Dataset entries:
★ ★ ★ ★ ★ ★ ★

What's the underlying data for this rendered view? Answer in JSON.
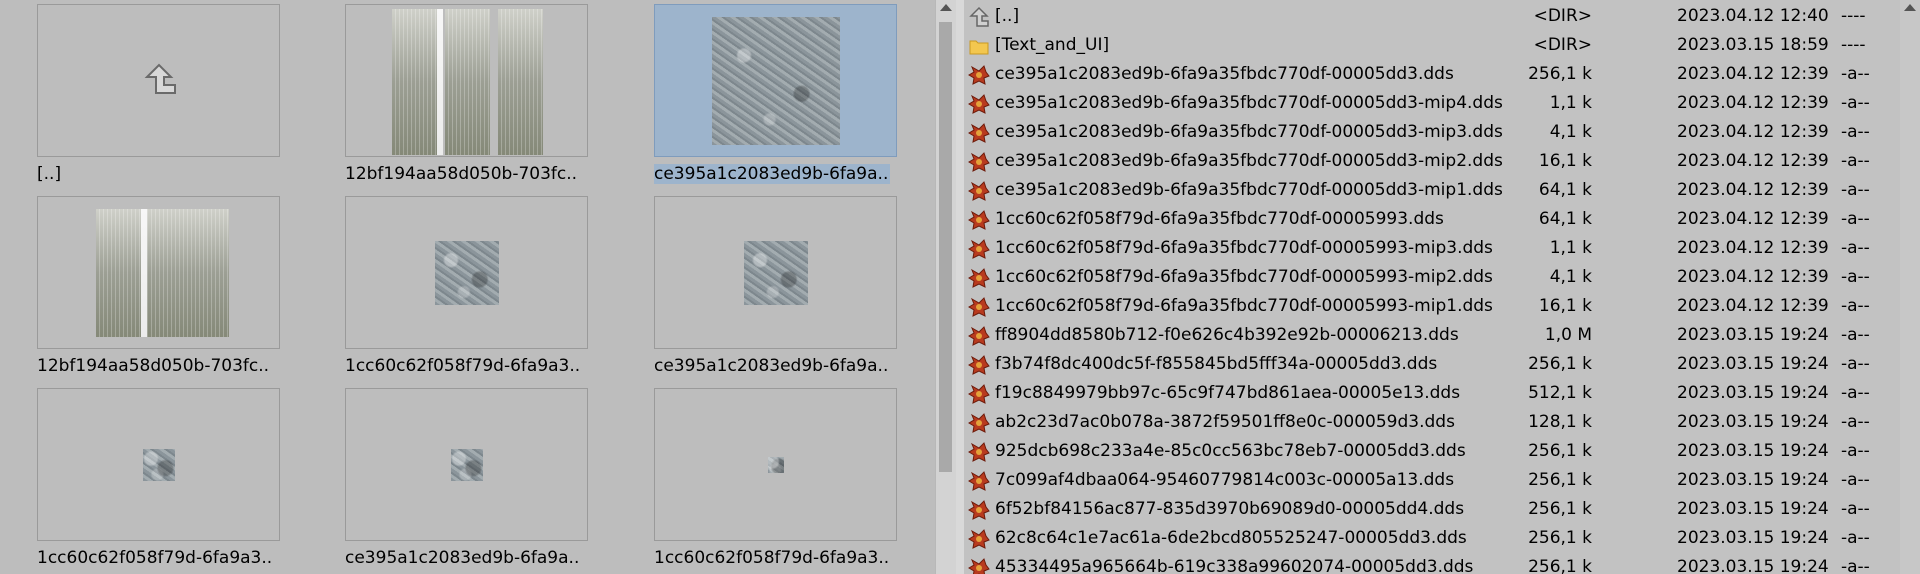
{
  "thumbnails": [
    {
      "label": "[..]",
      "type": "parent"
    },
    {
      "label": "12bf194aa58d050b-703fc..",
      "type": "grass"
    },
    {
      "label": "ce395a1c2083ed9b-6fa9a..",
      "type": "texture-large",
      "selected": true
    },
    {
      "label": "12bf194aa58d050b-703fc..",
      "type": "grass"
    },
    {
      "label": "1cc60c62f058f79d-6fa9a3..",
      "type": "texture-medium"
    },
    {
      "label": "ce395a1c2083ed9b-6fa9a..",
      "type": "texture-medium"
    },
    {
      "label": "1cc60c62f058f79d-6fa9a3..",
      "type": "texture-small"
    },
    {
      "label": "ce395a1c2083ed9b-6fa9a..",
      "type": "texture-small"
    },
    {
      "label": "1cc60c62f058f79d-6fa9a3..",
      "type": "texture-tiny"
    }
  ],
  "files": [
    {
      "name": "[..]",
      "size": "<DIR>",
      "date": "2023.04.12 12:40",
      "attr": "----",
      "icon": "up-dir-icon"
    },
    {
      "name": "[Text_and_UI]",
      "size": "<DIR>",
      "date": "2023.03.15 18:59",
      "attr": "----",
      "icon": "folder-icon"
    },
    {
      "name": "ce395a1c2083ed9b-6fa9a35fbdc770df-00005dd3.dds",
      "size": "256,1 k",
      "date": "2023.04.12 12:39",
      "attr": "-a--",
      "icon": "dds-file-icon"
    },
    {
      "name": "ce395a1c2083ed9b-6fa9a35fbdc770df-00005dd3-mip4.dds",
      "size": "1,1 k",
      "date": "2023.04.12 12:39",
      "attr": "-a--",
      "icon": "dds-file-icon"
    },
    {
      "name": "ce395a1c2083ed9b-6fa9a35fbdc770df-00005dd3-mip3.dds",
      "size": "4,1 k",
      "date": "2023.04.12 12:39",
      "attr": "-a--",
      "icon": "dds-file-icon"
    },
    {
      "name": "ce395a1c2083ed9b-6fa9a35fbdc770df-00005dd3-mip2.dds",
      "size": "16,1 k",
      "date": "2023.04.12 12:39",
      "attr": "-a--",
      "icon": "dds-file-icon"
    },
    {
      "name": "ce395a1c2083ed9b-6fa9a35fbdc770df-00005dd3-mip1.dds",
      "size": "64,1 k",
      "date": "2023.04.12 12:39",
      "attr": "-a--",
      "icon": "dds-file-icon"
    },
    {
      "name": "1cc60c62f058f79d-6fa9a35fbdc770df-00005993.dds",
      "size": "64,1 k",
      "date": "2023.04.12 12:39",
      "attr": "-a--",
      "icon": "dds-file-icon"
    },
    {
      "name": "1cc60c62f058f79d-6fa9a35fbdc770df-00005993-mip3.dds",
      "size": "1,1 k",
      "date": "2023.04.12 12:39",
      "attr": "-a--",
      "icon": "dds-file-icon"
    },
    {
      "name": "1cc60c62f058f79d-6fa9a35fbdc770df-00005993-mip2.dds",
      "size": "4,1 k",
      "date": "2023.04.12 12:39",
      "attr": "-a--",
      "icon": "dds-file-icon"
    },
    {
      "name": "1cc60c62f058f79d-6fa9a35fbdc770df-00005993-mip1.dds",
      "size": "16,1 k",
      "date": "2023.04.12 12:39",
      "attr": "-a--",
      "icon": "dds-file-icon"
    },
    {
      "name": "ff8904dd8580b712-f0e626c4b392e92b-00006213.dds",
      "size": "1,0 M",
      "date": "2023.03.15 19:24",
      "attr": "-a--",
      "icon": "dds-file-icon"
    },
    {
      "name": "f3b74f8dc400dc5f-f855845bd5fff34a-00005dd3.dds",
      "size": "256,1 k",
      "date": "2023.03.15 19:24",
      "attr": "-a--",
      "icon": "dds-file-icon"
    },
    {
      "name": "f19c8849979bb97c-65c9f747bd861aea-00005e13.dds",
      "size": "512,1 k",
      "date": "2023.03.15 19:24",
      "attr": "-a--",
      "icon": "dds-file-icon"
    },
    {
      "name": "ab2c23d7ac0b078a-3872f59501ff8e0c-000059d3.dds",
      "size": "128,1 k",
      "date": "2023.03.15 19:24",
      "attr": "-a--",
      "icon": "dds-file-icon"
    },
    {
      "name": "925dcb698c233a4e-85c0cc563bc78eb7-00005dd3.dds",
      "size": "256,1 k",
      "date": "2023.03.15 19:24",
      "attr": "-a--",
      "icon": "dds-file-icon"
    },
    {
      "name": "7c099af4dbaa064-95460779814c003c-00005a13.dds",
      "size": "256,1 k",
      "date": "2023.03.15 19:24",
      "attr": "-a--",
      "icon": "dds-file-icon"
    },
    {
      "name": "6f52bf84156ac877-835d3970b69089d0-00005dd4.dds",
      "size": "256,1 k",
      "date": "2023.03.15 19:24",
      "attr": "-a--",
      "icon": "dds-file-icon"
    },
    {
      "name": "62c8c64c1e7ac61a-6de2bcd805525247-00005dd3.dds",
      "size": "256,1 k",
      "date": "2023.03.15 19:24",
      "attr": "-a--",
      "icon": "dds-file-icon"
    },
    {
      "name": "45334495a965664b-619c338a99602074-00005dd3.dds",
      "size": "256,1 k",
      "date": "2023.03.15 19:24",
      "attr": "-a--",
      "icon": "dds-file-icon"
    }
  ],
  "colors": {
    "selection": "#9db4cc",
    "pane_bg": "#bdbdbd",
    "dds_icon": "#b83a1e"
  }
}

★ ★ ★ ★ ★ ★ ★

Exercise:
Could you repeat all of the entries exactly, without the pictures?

Your response:
What's the underlying data for this rendered view? Answer in JSON.
{
  "thumbnails": [
    {
      "label": "[..]",
      "type": "parent"
    },
    {
      "label": "12bf194aa58d050b-703fc..",
      "type": "grass"
    },
    {
      "label": "ce395a1c2083ed9b-6fa9a..",
      "type": "texture-large",
      "selected": true
    },
    {
      "label": "12bf194aa58d050b-703fc..",
      "type": "grass"
    },
    {
      "label": "1cc60c62f058f79d-6fa9a3..",
      "type": "texture-medium"
    },
    {
      "label": "ce395a1c2083ed9b-6fa9a..",
      "type": "texture-medium"
    },
    {
      "label": "1cc60c62f058f79d-6fa9a3..",
      "type": "texture-small"
    },
    {
      "label": "ce395a1c2083ed9b-6fa9a..",
      "type": "texture-small"
    },
    {
      "label": "1cc60c62f058f79d-6fa9a3..",
      "type": "texture-tiny"
    }
  ],
  "files": [
    {
      "name": "[..]",
      "size": "<DIR>",
      "date": "2023.04.12 12:40",
      "attr": "----",
      "icon": "up-dir-icon"
    },
    {
      "name": "[Text_and_UI]",
      "size": "<DIR>",
      "date": "2023.03.15 18:59",
      "attr": "----",
      "icon": "folder-icon"
    },
    {
      "name": "ce395a1c2083ed9b-6fa9a35fbdc770df-00005dd3.dds",
      "size": "256,1 k",
      "date": "2023.04.12 12:39",
      "attr": "-a--",
      "icon": "dds-file-icon"
    },
    {
      "name": "ce395a1c2083ed9b-6fa9a35fbdc770df-00005dd3-mip4.dds",
      "size": "1,1 k",
      "date": "2023.04.12 12:39",
      "attr": "-a--",
      "icon": "dds-file-icon"
    },
    {
      "name": "ce395a1c2083ed9b-6fa9a35fbdc770df-00005dd3-mip3.dds",
      "size": "4,1 k",
      "date": "2023.04.12 12:39",
      "attr": "-a--",
      "icon": "dds-file-icon"
    },
    {
      "name": "ce395a1c2083ed9b-6fa9a35fbdc770df-00005dd3-mip2.dds",
      "size": "16,1 k",
      "date": "2023.04.12 12:39",
      "attr": "-a--",
      "icon": "dds-file-icon"
    },
    {
      "name": "ce395a1c2083ed9b-6fa9a35fbdc770df-00005dd3-mip1.dds",
      "size": "64,1 k",
      "date": "2023.04.12 12:39",
      "attr": "-a--",
      "icon": "dds-file-icon"
    },
    {
      "name": "1cc60c62f058f79d-6fa9a35fbdc770df-00005993.dds",
      "size": "64,1 k",
      "date": "2023.04.12 12:39",
      "attr": "-a--",
      "icon": "dds-file-icon"
    },
    {
      "name": "1cc60c62f058f79d-6fa9a35fbdc770df-00005993-mip3.dds",
      "size": "1,1 k",
      "date": "2023.04.12 12:39",
      "attr": "-a--",
      "icon": "dds-file-icon"
    },
    {
      "name": "1cc60c62f058f79d-6fa9a35fbdc770df-00005993-mip2.dds",
      "size": "4,1 k",
      "date": "2023.04.12 12:39",
      "attr": "-a--",
      "icon": "dds-file-icon"
    },
    {
      "name": "1cc60c62f058f79d-6fa9a35fbdc770df-00005993-mip1.dds",
      "size": "16,1 k",
      "date": "2023.04.12 12:39",
      "attr": "-a--",
      "icon": "dds-file-icon"
    },
    {
      "name": "ff8904dd8580b712-f0e626c4b392e92b-00006213.dds",
      "size": "1,0 M",
      "date": "2023.03.15 19:24",
      "attr": "-a--",
      "icon": "dds-file-icon"
    },
    {
      "name": "f3b74f8dc400dc5f-f855845bd5fff34a-00005dd3.dds",
      "size": "256,1 k",
      "date": "2023.03.15 19:24",
      "attr": "-a--",
      "icon": "dds-file-icon"
    },
    {
      "name": "f19c8849979bb97c-65c9f747bd861aea-00005e13.dds",
      "size": "512,1 k",
      "date": "2023.03.15 19:24",
      "attr": "-a--",
      "icon": "dds-file-icon"
    },
    {
      "name": "ab2c23d7ac0b078a-3872f59501ff8e0c-000059d3.dds",
      "size": "128,1 k",
      "date": "2023.03.15 19:24",
      "attr": "-a--",
      "icon": "dds-file-icon"
    },
    {
      "name": "925dcb698c233a4e-85c0cc563bc78eb7-00005dd3.dds",
      "size": "256,1 k",
      "date": "2023.03.15 19:24",
      "attr": "-a--",
      "icon": "dds-file-icon"
    },
    {
      "name": "7c099af4dbaa064-95460779814c003c-00005a13.dds",
      "size": "256,1 k",
      "date": "2023.03.15 19:24",
      "attr": "-a--",
      "icon": "dds-file-icon"
    },
    {
      "name": "6f52bf84156ac877-835d3970b69089d0-00005dd4.dds",
      "size": "256,1 k",
      "date": "2023.03.15 19:24",
      "attr": "-a--",
      "icon": "dds-file-icon"
    },
    {
      "name": "62c8c64c1e7ac61a-6de2bcd805525247-00005dd3.dds",
      "size": "256,1 k",
      "date": "2023.03.15 19:24",
      "attr": "-a--",
      "icon": "dds-file-icon"
    },
    {
      "name": "45334495a965664b-619c338a99602074-00005dd3.dds",
      "size": "256,1 k",
      "date": "2023.03.15 19:24",
      "attr": "-a--",
      "icon": "dds-file-icon"
    }
  ],
  "colors": {
    "selection": "#9db4cc",
    "pane_bg": "#bdbdbd",
    "dds_icon": "#b83a1e"
  }
}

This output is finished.